Scylla is making an effort to be compatible with Cassandra, down to the level of limitations of the implementation. How is it different?

  • Scylla most commonly uses fewer rounds than Cassandra to complete a lightweight transaction. While Cassandra issues a separate read query to fetch the old record, scylla piggybacks the read result on the response to the prepare round.

  • Scylla will automatically use synchronous commit log write mode for all lightweight transaction writes. Before a lightweight transaction completes, scylla will ensure that the data in it has hit the device. This is done in all commitlog_sync modes.

  • Conditional statements return a result set, and unlike Cassandra, Scylla result set metadata doesn’t change from execution to execution: Scylla always returns the old version of the row, regardless of whether the condition is true or not. This ensures conditional statements work well with prepared statements.

  • For batch statement, the returned result set contains an old row for every conditional statement in the batch, in statement order. Cassandra returns results in clustering key order.

  • Unlike Cassandra, Scylla uses per-core data partitioning, so the RPC that is done to perform a transaction talks directly to the right core on a peer replica, avoiding the concurrency overhead.

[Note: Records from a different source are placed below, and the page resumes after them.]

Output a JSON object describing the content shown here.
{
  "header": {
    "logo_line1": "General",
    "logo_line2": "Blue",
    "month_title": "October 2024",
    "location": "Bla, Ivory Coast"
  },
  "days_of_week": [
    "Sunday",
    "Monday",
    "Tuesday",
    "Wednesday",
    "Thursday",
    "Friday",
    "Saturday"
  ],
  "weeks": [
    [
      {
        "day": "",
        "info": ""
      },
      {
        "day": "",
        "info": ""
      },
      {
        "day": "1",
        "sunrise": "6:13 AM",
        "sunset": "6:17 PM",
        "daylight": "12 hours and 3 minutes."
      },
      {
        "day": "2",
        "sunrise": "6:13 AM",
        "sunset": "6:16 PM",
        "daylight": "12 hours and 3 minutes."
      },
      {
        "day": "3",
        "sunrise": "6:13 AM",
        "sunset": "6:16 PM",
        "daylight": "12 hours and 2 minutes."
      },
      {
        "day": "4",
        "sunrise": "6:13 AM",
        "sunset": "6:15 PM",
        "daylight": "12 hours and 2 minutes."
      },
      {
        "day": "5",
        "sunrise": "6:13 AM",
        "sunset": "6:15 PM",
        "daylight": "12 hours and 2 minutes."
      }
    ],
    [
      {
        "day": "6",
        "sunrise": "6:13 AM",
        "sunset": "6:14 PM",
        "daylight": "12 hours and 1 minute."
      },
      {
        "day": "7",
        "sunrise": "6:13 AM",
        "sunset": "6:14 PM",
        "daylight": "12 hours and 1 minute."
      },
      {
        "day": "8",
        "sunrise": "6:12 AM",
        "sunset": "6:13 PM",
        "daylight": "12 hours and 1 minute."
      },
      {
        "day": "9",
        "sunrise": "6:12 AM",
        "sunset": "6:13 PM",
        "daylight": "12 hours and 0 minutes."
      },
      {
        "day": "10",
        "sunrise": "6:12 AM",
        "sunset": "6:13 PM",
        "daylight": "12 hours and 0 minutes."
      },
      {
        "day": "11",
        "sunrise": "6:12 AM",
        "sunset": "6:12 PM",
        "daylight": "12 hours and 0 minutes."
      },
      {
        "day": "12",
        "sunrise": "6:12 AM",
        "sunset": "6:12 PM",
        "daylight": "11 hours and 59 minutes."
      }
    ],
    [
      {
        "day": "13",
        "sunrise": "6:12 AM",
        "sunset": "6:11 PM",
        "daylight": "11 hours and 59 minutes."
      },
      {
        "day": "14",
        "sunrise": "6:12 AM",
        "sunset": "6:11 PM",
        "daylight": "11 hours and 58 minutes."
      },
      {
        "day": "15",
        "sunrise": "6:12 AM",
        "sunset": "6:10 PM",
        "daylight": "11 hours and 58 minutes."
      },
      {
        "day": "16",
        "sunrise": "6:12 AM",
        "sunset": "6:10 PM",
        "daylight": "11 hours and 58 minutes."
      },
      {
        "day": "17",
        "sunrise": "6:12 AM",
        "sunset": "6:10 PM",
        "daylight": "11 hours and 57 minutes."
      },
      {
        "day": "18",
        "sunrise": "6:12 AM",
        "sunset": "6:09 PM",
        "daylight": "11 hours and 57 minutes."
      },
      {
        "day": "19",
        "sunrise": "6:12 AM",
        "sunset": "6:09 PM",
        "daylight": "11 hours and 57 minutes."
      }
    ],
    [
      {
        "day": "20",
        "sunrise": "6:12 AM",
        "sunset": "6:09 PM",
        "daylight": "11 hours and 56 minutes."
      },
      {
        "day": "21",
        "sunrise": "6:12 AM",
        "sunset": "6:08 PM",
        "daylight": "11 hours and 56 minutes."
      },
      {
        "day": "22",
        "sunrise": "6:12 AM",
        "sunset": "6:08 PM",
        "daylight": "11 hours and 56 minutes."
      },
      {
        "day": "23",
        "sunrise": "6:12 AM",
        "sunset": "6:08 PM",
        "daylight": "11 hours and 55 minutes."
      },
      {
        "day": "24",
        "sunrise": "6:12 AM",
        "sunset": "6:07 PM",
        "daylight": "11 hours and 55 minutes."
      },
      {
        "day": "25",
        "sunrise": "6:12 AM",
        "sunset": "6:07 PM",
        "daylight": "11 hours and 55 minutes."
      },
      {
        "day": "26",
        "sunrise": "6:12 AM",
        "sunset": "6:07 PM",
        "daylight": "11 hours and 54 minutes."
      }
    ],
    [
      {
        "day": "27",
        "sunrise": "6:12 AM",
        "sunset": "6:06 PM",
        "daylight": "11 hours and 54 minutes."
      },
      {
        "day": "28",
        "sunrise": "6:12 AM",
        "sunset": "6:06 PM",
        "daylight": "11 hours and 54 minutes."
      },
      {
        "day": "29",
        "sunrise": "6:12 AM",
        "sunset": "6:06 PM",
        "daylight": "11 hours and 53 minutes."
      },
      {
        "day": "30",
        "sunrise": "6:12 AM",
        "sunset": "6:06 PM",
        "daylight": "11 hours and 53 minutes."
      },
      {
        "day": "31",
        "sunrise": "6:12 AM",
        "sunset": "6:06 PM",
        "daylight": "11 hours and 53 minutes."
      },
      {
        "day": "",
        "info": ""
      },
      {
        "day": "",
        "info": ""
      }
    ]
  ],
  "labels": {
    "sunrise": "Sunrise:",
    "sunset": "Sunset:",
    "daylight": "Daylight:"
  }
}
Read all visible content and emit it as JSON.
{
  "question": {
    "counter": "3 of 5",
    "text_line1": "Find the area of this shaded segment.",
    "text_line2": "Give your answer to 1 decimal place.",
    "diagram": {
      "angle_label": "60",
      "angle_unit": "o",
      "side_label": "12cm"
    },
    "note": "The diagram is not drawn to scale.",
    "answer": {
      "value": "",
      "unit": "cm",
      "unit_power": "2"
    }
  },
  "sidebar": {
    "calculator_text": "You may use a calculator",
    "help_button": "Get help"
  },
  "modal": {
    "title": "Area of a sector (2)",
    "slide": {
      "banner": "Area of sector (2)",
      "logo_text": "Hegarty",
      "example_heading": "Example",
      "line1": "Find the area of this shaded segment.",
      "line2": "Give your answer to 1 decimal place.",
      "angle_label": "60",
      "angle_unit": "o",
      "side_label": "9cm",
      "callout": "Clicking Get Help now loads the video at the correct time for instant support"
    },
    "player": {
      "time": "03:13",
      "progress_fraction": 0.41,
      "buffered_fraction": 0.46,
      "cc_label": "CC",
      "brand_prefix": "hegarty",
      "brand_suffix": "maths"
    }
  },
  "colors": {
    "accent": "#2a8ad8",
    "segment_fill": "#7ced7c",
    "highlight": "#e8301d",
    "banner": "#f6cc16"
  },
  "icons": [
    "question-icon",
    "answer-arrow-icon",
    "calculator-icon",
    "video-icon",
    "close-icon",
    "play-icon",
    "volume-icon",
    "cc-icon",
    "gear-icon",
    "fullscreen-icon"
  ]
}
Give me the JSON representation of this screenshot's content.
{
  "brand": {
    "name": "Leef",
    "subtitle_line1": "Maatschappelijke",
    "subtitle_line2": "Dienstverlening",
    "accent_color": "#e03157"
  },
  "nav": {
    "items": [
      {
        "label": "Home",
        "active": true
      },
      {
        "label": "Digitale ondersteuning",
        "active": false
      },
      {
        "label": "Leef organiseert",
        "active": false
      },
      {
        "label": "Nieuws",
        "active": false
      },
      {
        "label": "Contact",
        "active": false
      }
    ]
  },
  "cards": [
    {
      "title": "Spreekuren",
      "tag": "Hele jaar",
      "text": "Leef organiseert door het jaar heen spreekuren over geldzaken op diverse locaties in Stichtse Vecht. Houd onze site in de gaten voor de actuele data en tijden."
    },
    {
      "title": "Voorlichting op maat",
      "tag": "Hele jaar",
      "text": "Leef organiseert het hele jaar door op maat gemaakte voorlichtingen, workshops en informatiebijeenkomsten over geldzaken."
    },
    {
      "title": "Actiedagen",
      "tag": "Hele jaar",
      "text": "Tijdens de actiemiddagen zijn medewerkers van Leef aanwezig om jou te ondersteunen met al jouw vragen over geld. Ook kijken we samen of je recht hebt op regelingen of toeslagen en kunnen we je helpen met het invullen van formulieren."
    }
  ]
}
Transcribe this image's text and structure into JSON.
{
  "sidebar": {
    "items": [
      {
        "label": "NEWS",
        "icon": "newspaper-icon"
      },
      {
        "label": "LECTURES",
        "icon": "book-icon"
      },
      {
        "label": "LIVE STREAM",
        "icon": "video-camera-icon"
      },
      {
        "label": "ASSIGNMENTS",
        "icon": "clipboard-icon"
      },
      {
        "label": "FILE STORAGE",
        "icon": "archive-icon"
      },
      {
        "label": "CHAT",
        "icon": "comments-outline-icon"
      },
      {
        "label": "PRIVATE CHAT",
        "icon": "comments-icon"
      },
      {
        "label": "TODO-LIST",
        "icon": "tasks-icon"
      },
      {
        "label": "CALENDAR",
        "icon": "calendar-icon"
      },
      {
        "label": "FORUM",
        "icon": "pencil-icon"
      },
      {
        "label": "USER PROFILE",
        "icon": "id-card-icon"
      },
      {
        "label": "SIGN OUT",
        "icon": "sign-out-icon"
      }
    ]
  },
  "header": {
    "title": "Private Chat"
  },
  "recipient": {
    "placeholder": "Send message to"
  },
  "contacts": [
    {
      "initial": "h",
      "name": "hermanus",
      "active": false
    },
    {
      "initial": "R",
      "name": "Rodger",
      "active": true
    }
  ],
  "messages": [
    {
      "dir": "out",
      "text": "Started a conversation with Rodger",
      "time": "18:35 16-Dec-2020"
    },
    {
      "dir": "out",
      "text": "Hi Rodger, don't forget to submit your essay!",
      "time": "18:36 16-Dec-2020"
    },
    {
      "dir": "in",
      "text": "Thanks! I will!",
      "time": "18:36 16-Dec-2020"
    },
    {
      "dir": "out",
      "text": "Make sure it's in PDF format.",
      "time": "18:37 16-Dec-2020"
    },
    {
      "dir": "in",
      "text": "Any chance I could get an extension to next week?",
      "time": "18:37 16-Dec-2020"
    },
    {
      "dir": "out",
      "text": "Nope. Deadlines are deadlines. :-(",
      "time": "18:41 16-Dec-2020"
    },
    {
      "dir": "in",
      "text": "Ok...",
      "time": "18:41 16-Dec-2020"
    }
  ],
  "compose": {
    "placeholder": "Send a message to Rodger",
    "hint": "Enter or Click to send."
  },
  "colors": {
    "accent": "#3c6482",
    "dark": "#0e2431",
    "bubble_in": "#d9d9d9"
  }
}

This is, of course, true, if Scylla’s own shard-aware driver is used - otherwise we add an extra hop to the right core at the coordinator node.

  • Scylla does not store hints for lightweight transaction writes, since this is redundant as all such writes are already present in system.paxos table.

More on Lightweight Transactions (LWT)